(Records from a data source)
---*---
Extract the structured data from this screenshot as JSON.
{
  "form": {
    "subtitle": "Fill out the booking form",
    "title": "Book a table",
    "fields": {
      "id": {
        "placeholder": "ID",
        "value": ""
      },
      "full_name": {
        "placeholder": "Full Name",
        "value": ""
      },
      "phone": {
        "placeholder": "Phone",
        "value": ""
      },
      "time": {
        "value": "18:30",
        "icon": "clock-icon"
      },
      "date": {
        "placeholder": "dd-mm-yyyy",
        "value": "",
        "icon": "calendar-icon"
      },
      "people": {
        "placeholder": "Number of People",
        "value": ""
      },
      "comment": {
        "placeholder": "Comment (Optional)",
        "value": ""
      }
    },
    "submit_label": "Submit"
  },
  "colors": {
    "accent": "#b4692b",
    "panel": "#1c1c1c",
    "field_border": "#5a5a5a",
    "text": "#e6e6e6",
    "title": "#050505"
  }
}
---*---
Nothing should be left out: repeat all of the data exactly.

Extract the structured data from this screenshot as JSON.
{
  "form": {
    "subtitle": "Fill out the booking form",
    "title": "Book a table",
    "fields": {
      "id": {
        "placeholder": "ID",
        "value": ""
      },
      "full_name": {
        "placeholder": "Full Name",
        "value": ""
      },
      "phone": {
        "placeholder": "Phone",
        "value": ""
      },
      "time": {
        "value": "18:30",
        "icon": "clock-icon"
      },
      "date": {
        "placeholder": "dd-mm-yyyy",
        "value": "",
        "icon": "calendar-icon"
      },
      "people": {
        "placeholder": "Number of People",
        "value": ""
      },
      "comment": {
        "placeholder": "Comment (Optional)",
        "value": ""
      }
    },
    "submit_label": "Submit"
  },
  "colors": {
    "accent": "#b4692b",
    "panel": "#1c1c1c",
    "field_border": "#5a5a5a",
    "text": "#e6e6e6",
    "title": "#050505"
  }
}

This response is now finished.